Since we were already well on our way to classical music, Mahler was a must, given that May 18 was the 100th anniversary of his death. His Third Symphony, recorded 25 years ago by the Frankfurt Radio Symphony Orchestra with Eliahu Inbal conducting, left no doubts about the SB 417’s skills in this musical genre. The cymbals crashed, the kettledrum went straight for the gut, and the space and positioning of the instruments were perfect. There wasn’t a hint of scratchiness when we played Ravel’s Sonata for violin and cello. That is probably thanks to the tweeter, which at less than 40 euros manages to make some of its rivals for the listener’s affections look downright cheap. Overall, our design using the previously neglected SB 17-4 was more than satisfactory. Calling it a loser now will just make a liar of you in the next listening test.
Let us add a couple more sentences here to avoid the inevitable questions: the SB 417 fits seamlessly into the phalanx of SB boxes. It is a little more high-pressure and impressive than the SB 36 and not quite as deep as the SB 240, so it fills the gap between them both tonally and visually. At the same time, it can be independent, since we aren’t planning to make a matching center component out of the upper piece – but I’m sure we don’t have to point that out anymore by now.
|Chassis||4 x SB 17 NRXC-4||Wood list in 19 mm MDF, black, per box:|
|1 x SB 26 STAC-4|
|120,0 x 34,0 (2x) Sides|
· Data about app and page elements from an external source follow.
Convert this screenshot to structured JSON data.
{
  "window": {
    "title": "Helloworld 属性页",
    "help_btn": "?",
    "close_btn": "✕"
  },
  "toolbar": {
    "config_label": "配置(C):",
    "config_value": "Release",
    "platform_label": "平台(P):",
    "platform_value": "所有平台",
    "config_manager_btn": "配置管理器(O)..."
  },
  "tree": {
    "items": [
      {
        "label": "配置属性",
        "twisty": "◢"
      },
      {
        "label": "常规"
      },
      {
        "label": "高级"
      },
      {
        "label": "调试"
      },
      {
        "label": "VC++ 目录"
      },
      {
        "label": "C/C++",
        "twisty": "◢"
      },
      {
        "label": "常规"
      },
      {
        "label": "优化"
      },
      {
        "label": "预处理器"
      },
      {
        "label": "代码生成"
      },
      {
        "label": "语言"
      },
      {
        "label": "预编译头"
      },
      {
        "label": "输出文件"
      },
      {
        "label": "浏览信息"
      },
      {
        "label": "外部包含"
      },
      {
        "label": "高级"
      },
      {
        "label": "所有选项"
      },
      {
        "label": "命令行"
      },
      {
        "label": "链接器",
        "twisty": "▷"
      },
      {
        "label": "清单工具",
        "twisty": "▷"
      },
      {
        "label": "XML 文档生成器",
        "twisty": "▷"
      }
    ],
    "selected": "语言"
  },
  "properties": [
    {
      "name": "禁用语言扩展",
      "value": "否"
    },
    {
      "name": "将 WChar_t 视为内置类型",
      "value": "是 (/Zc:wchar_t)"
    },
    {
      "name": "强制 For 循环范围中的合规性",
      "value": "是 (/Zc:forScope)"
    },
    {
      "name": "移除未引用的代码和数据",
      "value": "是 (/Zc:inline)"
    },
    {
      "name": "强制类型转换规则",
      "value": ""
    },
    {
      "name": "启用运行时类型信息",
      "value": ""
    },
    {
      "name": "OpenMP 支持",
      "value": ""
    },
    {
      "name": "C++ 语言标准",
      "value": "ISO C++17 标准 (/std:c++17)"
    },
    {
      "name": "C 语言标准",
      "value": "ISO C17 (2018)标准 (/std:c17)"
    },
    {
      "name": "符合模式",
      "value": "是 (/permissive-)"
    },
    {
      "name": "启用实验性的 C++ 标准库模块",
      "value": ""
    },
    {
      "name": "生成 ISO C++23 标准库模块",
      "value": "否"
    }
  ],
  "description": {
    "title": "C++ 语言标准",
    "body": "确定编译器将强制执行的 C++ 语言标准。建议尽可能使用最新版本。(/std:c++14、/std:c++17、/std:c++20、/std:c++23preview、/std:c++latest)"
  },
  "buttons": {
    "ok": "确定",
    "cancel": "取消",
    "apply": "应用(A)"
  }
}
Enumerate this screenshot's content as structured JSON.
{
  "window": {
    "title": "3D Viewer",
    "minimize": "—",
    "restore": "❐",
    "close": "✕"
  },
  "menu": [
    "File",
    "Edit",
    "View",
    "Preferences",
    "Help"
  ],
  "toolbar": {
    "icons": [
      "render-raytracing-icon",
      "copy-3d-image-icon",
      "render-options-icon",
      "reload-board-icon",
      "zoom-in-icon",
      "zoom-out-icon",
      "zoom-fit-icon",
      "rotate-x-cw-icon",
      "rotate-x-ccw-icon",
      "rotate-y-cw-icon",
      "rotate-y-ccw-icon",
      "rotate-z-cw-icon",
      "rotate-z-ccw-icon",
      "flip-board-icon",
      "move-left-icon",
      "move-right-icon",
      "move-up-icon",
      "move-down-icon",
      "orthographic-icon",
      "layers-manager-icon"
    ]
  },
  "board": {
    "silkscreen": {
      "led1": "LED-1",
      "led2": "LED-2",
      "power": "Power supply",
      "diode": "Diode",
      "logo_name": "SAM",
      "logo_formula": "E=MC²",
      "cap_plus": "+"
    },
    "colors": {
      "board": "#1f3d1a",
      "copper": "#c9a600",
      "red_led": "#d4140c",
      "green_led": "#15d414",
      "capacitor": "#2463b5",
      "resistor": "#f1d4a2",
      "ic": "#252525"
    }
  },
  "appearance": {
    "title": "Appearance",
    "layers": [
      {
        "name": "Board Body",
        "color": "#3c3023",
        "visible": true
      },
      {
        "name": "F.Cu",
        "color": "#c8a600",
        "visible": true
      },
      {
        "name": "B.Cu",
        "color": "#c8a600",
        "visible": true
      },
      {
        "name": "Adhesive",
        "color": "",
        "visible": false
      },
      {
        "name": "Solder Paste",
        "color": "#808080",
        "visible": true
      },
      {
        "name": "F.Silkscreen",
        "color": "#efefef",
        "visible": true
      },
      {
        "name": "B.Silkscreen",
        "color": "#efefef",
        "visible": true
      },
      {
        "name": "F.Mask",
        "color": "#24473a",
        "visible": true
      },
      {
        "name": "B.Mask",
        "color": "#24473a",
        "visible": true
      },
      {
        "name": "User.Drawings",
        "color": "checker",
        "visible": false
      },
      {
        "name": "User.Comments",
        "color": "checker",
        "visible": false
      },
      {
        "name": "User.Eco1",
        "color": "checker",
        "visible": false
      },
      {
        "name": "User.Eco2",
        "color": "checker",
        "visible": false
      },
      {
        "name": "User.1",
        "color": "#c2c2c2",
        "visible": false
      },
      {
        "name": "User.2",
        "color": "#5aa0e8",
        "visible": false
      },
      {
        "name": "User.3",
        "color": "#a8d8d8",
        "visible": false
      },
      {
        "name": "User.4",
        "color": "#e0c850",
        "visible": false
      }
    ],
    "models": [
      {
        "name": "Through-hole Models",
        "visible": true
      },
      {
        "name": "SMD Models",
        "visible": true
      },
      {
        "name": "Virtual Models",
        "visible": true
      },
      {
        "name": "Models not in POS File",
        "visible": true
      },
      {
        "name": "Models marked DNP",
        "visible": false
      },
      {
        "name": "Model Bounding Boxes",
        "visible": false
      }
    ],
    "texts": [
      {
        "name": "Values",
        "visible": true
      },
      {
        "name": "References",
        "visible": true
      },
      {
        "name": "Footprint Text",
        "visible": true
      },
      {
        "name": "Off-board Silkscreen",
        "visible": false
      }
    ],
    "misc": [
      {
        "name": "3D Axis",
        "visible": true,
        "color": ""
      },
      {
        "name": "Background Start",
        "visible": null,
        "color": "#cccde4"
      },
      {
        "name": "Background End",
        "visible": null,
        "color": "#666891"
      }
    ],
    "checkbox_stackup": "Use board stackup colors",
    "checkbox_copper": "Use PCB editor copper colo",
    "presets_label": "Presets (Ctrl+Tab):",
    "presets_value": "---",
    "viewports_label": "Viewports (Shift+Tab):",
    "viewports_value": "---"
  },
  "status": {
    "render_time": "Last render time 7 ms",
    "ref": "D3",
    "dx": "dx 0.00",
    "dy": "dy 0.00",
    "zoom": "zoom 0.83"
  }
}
|Sales||Intertechnik, Kerpen||19,0 x 34,0 (2x) Lid/Floor|
|Construction||Udo Wohlgemuth||19,0 x 116,2 (1x) Back wall|
|19,0 x 112,0 (1x) Front|
|Function principle||Bass-reflex||19,0 x 16.0 (1x) Reflex-board|
|Nominal imdedance||4 Ohm||19,0 x 10,0 (3x) Reinforcement board|
|Damping:||4 bags Sonofil|
|Terminal||K 30 AU pole clamps||Milling depth|
|Bass: 6 mm|
|Approx. cost per box:||
|Tweeter: 4 mm|
|Assembling kit:||360 EUR/USD||Wood cutting: 50 EUR/USD|
The SB 417 with SB Acoustics speakers is available from Intertechnik.